Before the kettling the police had tried to intimidate us by surrounding us, taking notes and videoing us (for later evidence?) and generally trying to outnumber us. When the kettling happened, there were only around 30 protesters, yet there were 140 police officers, a police helicopter and several riot vans. This is all because the Government is concerned that maybe Occupy Democracy has a point and that if Occupy Democracy gets the attention of the public before it is shut down, it might make a difference. Does this not raise the question of whether we truly do live in a democracy?
Following all this there were several other arrests, including that of Jenny Jones (a senior Green Party politician). The "reasons" for her arrest are laughable at. She arrived to investigate the claims of police brutality, as she is on the board that makes sure that the Metropolitan Police does its job correctly.

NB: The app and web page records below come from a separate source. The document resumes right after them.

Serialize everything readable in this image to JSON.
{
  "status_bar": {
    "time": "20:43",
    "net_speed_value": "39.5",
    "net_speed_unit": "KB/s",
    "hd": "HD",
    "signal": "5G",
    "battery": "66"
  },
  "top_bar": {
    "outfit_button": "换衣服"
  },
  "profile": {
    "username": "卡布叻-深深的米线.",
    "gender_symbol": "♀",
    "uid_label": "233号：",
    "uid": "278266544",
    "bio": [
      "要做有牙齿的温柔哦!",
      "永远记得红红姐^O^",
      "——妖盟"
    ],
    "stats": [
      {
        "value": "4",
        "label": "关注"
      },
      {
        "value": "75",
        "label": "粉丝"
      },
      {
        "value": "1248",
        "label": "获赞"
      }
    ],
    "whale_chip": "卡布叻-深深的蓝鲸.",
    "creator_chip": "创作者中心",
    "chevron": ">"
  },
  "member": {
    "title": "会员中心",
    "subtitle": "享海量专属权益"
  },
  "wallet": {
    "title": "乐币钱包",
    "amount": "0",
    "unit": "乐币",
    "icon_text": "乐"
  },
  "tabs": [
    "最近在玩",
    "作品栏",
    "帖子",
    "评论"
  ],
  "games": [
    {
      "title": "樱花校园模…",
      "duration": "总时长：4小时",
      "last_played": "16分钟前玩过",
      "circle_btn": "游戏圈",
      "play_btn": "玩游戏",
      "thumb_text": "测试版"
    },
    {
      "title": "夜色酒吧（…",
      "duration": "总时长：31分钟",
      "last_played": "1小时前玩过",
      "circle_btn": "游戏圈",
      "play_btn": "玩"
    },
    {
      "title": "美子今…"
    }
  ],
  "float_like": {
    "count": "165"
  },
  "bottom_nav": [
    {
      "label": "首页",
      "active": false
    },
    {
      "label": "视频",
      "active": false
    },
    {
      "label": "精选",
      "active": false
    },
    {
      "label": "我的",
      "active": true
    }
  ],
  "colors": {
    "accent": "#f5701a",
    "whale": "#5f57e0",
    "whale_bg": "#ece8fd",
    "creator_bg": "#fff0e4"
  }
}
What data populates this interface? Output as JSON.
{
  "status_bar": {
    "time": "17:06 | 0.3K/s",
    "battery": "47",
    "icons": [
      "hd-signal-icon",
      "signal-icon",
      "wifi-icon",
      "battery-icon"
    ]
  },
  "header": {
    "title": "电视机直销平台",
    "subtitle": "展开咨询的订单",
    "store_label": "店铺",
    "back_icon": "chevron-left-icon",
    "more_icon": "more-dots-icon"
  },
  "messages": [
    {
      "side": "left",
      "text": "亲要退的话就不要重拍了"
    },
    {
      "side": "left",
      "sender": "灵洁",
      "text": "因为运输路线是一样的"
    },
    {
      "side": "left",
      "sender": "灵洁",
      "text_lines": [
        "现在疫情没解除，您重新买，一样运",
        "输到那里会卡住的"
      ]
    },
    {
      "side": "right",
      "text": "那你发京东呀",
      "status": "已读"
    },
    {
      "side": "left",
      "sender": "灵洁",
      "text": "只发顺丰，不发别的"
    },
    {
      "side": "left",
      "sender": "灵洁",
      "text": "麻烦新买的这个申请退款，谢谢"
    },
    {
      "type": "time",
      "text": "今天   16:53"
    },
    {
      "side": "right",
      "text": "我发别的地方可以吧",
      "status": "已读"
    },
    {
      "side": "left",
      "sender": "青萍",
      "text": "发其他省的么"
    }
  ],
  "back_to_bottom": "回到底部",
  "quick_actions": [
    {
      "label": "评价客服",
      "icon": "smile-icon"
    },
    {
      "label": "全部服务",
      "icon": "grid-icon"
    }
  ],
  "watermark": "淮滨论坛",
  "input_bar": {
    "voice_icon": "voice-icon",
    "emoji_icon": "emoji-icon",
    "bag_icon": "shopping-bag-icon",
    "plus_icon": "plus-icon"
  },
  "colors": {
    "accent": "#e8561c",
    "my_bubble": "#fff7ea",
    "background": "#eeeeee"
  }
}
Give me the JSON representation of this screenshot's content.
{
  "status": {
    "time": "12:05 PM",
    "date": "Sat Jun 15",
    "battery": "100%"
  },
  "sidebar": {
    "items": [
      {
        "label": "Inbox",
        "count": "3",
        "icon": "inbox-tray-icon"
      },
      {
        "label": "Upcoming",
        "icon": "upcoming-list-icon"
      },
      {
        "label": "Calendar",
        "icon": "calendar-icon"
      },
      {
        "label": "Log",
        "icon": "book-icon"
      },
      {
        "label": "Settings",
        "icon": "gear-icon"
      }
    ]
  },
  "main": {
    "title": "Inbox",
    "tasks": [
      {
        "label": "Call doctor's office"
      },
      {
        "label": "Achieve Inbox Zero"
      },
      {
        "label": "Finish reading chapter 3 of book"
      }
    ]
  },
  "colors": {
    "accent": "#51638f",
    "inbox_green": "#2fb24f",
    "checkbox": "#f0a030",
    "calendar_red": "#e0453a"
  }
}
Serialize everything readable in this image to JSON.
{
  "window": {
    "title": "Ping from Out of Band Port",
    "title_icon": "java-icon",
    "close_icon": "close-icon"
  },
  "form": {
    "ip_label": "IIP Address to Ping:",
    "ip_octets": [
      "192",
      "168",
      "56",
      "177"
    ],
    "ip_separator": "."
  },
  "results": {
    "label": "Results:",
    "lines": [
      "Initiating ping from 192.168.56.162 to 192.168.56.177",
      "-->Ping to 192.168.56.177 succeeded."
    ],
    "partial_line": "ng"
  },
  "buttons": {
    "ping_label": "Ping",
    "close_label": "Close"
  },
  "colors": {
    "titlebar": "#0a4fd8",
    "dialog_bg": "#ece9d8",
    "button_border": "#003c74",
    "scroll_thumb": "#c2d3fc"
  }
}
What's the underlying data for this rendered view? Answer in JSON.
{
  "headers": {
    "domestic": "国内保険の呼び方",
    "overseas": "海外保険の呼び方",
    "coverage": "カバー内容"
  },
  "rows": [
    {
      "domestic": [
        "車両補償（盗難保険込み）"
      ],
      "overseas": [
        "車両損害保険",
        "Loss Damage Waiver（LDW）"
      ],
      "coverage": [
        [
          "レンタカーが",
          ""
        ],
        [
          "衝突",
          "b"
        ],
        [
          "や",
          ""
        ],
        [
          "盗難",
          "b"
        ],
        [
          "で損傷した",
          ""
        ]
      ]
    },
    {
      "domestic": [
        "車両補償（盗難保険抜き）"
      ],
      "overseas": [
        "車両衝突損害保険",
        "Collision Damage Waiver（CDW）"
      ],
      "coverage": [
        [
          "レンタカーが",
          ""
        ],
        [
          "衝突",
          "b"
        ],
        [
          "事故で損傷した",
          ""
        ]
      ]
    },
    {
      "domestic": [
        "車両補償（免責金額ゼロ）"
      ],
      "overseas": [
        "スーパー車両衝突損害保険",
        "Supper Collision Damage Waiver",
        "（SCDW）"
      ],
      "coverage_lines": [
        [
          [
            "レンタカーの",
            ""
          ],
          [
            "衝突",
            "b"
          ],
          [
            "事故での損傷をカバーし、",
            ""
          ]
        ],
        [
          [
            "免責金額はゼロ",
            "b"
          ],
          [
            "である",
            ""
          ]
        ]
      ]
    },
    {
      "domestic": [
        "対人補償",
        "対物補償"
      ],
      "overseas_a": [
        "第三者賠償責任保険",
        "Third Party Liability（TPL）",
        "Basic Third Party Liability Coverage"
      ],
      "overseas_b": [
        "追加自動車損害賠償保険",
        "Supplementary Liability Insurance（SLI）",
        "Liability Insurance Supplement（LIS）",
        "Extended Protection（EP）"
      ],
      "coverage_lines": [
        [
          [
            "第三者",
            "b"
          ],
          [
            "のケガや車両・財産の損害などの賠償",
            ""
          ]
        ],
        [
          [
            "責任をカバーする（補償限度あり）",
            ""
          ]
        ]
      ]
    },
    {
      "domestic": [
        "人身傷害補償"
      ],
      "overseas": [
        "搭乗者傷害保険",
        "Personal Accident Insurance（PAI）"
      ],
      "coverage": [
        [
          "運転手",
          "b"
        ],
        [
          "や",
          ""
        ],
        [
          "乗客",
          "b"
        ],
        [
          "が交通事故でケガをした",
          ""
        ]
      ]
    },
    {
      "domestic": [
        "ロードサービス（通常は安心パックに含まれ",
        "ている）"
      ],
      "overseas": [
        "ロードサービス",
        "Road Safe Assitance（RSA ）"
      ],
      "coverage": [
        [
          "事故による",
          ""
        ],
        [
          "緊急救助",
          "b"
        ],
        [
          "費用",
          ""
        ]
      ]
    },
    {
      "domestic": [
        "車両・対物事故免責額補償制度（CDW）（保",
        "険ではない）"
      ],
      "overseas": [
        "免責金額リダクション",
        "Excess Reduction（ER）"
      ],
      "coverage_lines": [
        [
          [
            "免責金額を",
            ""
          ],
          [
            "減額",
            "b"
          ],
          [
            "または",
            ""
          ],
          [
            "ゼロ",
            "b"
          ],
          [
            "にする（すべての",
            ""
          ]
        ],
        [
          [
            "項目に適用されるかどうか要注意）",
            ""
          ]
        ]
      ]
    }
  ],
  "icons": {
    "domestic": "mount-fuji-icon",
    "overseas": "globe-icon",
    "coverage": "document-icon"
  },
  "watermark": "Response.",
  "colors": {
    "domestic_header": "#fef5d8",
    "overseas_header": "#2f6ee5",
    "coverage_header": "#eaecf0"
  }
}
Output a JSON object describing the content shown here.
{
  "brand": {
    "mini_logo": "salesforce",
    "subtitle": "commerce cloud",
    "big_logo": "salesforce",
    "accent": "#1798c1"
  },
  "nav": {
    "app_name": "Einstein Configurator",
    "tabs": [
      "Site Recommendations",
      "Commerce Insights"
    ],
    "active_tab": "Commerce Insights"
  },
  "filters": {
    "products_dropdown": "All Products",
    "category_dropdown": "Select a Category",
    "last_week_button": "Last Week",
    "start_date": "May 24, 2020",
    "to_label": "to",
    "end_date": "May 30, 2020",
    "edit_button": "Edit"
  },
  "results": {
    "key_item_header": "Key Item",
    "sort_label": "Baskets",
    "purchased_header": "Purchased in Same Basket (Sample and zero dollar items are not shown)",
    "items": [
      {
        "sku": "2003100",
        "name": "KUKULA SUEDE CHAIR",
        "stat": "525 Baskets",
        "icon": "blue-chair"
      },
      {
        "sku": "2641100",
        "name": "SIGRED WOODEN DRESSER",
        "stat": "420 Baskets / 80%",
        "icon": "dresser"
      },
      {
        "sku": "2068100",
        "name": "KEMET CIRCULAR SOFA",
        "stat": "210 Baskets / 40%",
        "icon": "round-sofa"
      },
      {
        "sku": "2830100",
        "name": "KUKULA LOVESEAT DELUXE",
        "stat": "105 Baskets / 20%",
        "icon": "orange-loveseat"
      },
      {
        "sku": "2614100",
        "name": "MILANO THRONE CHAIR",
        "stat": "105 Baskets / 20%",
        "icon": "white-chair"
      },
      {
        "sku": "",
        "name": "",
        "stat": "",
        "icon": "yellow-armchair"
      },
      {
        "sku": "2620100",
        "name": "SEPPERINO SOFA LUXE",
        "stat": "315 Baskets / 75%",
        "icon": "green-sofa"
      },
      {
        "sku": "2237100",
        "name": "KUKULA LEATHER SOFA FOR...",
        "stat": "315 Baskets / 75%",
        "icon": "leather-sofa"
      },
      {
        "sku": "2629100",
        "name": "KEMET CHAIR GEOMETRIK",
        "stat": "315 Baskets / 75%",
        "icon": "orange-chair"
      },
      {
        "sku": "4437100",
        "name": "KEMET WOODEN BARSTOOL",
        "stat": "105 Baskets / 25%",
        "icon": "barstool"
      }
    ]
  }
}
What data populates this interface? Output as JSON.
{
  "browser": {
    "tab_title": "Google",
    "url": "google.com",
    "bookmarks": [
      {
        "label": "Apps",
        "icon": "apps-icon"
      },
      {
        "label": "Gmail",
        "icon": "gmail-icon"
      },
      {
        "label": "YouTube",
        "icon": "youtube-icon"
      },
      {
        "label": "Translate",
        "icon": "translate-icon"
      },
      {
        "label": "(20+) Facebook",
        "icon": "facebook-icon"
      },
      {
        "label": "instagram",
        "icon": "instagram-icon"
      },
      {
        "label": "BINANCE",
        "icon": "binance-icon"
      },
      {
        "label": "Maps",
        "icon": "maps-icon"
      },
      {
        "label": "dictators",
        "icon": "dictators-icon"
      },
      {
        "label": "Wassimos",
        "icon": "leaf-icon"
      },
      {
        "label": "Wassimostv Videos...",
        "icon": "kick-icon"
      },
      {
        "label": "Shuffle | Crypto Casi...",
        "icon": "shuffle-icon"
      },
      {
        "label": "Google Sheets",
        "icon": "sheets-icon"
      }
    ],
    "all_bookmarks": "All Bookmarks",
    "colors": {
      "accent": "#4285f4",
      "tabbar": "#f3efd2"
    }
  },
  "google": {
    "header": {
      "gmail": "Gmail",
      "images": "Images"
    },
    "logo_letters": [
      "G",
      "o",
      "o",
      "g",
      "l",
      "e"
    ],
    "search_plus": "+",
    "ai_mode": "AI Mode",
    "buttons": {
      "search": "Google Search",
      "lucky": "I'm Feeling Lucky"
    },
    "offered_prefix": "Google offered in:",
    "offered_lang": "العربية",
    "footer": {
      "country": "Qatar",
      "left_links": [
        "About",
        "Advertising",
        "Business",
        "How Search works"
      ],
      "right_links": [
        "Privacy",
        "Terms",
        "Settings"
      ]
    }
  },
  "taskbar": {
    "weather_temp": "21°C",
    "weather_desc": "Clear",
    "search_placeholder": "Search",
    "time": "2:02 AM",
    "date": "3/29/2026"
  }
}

While there (doing her job), she was arrested. The police could not come up with a reason better than that she was supporting the protest. She could still be taken to court. See more on her arrest here.
Another protest was taking place on the first Saturday of Occupy Democracy and it was redirected so that it did not pass Parliament, so as to not give Occupy any more attention.
So why all this, then? Is our country really in that much of a state that people are willing to go and get arrested just to show that we don’t have a true democracy?
Wherever we place ourselves on the political spectrum, we have to admit that our Government doesn’t run on democracy, it runs on money. This means that the interests of the people aren’t served; instead, the interests of big, money-making corporations and big banks and the institutions where politicians work when they’re not being politicians are being served (it is easy to spot which organisations the Government is serving at any given time because those are the ones where the leading ministers work when their term in office comes to an end). Our mainstream media is paid for almost entirely by big companies, meaning that the needs of 99% of the population are not served, as the media and Government work closely to put in charge those people that the big businesses want in charge.
Over the past thirty years, we’ve seen the wages for many flatlining and coming out of sync with inflation, putting many people out of pocket and in difficult positions, whilst bankers take huge bonuses and large companies avoid tax so that the bosses can make as much money as they like whilst their workers get minimum wage, not a living wage. More and more people are forced to choose between heating and eating.
Because of the control of the media by the Government and big companies, many of us don’t know the huge issues that surround housing, education, health etc. Even our voting system is unfair: proportional representation is quite probably the closest thing we have to true democracy - except we don’t have it. It would surely be much fairer to have the number of votes for a party to reflect the number of seats they hold. We are put in a position in which, if you don’t vote for one of the three main parties, your vote becomes void - and you couldn’t fit a piece of paper between the three main parties as they all offer the same thing: cuts to public services.
The way that political parties are funded means that banks directly benefit from financing a certain party’s campaign, then making money out of what they do with their power. For example, when the Tory/Lib Dem Coalition privatized the Royal Mail (which is a whole other debate in itself), close friends of the Conservative Chancellor, George Osborne, made huge amounts of money out of the privatization.
All of this draws me to the conclusion that our country is not a democracy and that only if we stand up to the system and tell those in power that they’re wrong will we get anywhere. The government is not serving us as the people and that needs to change. We need a revolution.